TOM: Yes, trees.
LESLIE: Seriously. I mean is there ever a tree in any of these new developments?
TOM: And if they do put trees down, they are the smallest, thinnest, homeliest-looking trees that you can possibly imagine.
LESLIE: (overlapping voices) Dinky-looking things. It’s true. I mean it. It’s like, clearly, when the builders decide “Alright, this is where the development is going to go” and they clear the area for the housing, trees and, basically, landscaping – other than lawn – clearly becomes the main afterthought of the whole project.
TOM: (overlapping voices) Right. True. But that doesn’t have to be that way if you are a homeowner looking to put some trees in your own yard because trees are great for shade, they’re great for protection and they’re even just great to look at. So, how do you that?
And Kevin, this time of year this is a very popular project because everybody loves trees.
KEVIN: You got that right. Who doesn’t like a big, beautiful tree in their yard? A specimen tree in your yard can make all the difference. It can provide shade, it can screen out unsightly views and it can provide a dramatic burst of seasonal color. But many homeowners, well, they’re probably uncomfortable planting a big tree
because it does sound like a pretty big project.
ROGER: Not at all, Kevin. The principle is the same as planting a small tree; you’re just digging a bigger hole. And that’s one of the keys: make sure the receiving hole is two or three times the size of the root ball you’re putting in. When you put that root ball in, you want it an inch or two higher than the existing ground.
Before you dig the hole, think about the tree: how fast is it going to grow; what’s it going to look like in 10 or 15 years. I don’t want you planting it too close to the house where it could eat it.
KEVIN: And so what about watering? What do you recommend?
ROGER: I water the new tree everyday for a week; give it a good soaking. Then I like to see you get one of these watering bags. You’ve seen them.

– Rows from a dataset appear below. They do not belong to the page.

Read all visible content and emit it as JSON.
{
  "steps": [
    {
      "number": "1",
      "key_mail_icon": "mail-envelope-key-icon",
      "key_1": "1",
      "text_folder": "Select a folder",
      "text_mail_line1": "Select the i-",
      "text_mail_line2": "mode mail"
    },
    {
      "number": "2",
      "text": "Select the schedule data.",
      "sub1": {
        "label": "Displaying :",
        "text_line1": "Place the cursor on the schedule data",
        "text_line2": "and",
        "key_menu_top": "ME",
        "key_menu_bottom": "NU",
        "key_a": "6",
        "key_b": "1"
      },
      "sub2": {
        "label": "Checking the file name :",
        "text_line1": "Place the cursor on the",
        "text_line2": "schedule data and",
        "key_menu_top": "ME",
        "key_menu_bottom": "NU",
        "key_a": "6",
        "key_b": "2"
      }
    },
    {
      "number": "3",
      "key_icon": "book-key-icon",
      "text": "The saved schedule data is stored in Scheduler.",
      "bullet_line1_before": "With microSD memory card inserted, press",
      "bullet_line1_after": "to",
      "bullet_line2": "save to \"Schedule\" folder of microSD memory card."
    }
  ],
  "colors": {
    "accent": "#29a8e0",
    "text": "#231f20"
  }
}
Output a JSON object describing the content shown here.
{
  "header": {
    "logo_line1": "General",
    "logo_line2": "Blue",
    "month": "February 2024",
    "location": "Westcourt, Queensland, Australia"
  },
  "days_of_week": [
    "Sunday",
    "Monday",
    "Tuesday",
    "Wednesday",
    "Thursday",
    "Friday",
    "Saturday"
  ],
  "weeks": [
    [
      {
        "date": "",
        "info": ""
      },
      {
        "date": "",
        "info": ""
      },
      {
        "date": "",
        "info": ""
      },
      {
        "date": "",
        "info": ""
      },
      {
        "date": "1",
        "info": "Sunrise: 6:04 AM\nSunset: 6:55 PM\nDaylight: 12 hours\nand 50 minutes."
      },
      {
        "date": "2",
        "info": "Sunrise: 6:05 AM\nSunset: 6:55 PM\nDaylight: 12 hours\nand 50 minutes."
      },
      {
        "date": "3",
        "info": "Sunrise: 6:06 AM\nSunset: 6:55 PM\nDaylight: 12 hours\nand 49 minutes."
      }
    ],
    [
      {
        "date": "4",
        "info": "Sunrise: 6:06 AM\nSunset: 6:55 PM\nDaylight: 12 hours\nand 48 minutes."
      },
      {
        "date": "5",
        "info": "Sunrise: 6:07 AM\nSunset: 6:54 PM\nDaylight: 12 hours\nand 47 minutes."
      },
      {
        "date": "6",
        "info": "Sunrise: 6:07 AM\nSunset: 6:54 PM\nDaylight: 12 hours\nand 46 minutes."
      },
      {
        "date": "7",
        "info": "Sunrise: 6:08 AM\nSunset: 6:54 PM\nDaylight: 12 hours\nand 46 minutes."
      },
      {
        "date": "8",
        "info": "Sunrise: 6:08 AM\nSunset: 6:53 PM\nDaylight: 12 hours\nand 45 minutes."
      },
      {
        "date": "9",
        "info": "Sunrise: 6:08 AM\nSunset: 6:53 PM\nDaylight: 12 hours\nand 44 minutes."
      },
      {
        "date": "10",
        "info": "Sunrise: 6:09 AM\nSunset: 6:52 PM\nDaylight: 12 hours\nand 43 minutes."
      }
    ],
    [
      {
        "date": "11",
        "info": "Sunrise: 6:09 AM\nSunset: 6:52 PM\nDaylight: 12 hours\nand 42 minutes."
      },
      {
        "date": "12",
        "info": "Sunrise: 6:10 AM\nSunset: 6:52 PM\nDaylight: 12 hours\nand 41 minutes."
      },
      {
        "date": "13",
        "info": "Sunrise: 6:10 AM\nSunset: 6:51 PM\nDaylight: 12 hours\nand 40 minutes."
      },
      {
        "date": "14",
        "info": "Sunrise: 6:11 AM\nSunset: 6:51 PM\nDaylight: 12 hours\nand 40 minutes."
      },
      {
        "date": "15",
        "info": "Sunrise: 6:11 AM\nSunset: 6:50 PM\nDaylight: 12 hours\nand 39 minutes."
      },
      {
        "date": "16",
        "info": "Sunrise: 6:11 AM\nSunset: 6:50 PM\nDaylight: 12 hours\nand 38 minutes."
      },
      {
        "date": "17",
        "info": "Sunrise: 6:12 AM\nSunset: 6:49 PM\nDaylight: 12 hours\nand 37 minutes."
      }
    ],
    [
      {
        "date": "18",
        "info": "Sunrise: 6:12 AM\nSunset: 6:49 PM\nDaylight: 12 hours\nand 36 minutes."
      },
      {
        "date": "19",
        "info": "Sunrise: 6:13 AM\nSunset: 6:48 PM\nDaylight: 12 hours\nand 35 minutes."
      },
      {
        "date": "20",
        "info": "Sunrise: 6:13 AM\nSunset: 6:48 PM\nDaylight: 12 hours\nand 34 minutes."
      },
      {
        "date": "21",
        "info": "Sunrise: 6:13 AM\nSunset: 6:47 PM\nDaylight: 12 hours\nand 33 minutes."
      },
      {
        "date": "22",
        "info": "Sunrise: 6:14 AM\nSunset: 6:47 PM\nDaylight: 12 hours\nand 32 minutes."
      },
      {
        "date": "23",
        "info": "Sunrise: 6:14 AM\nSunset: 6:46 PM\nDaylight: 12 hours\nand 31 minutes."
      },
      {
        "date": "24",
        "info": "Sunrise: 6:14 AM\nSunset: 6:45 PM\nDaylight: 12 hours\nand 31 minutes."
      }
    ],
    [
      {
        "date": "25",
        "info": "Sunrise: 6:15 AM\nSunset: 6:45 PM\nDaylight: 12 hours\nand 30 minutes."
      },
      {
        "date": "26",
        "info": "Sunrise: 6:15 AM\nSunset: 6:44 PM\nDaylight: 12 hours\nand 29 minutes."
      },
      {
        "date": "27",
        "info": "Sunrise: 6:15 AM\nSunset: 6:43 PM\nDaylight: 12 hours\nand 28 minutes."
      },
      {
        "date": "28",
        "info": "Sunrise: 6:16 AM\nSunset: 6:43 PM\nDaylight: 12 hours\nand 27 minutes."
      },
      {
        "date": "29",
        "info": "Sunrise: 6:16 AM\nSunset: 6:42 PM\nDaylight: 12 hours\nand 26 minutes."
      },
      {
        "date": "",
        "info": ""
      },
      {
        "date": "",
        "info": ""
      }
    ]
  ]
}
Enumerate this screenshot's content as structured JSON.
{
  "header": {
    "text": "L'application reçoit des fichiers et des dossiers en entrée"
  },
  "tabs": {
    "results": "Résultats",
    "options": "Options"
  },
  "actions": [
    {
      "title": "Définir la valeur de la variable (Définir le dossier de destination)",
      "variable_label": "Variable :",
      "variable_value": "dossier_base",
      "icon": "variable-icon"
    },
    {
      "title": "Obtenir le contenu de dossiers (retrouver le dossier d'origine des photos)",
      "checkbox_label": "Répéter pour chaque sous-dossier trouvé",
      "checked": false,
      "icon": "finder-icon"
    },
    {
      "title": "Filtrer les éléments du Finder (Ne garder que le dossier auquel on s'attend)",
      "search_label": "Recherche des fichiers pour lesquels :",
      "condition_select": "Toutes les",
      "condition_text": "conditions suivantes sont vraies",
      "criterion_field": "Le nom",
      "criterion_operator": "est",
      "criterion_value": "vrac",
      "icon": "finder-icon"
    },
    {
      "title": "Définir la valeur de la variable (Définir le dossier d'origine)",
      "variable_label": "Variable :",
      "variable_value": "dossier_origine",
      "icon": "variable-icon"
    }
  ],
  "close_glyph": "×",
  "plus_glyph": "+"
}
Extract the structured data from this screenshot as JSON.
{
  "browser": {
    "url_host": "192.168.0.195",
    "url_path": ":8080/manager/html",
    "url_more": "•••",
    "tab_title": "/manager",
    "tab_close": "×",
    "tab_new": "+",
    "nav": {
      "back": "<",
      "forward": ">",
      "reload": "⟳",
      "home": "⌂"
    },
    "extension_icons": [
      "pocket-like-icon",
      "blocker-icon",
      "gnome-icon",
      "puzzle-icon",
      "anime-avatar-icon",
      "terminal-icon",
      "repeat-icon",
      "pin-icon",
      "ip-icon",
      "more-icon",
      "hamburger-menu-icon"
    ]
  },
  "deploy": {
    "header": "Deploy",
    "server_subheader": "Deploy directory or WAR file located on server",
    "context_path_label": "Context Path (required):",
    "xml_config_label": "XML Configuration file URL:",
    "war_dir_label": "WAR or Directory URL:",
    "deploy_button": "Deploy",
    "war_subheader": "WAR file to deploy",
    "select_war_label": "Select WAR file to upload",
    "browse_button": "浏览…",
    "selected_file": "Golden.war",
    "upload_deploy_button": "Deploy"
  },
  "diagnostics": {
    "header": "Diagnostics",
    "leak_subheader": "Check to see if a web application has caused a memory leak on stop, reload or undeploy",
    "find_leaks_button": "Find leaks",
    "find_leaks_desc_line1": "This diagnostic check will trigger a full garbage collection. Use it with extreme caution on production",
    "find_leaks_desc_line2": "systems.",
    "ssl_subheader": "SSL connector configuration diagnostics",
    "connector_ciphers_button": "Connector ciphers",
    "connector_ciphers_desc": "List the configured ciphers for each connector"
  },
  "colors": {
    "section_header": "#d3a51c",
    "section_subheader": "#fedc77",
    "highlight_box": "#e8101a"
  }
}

They’re green and you tie them to the tree.
ROGER: Makes the job easy. All you do is fill that bag with water and it slowly comes out of the bottom of the bag, watering the tree perfectly.
KEVIN: Seems like a pretty big job. Should homeowners be leery of doing it themselves?
ROGER: Not at all, Kevin; in fact, if you have any questions, just go to ThisOldHouse.com and watch the video that Kev and I did on planting a tree.
TOM: Roger, what’s the most common mistake people make when they try to plant their own trees?
ROGER: Planting them too deep. You know, we have a little saying: if you plant them high, they won’t die; plant them low, they won’t grow.
TOM: (chuckling) Good point.
Roger Cook, Kevin O’Connor from This Old House, thanks for stopping by The Money Pit.
ROGER: It’s been a ball.
KEVIN: Great to be here. A tree ball, that is. (Roger and Tom laugh)
LESLIE: Boy, if there’s a way to make a joke about anything and everything, you guys find it. I’ve never heard a tree joke before. (laughs)
TOM: We will find it. Tree humor is not beyond us.
LESLIE: And tree jokes are very few and far between.
Alright, well if you love the information that Kevin and Roger are sharing with you today, why not check them out on their very popular TV show, This Old House? And This Old House is brought to you by Cub Cadet. Cub Cadet – you can’t get any better.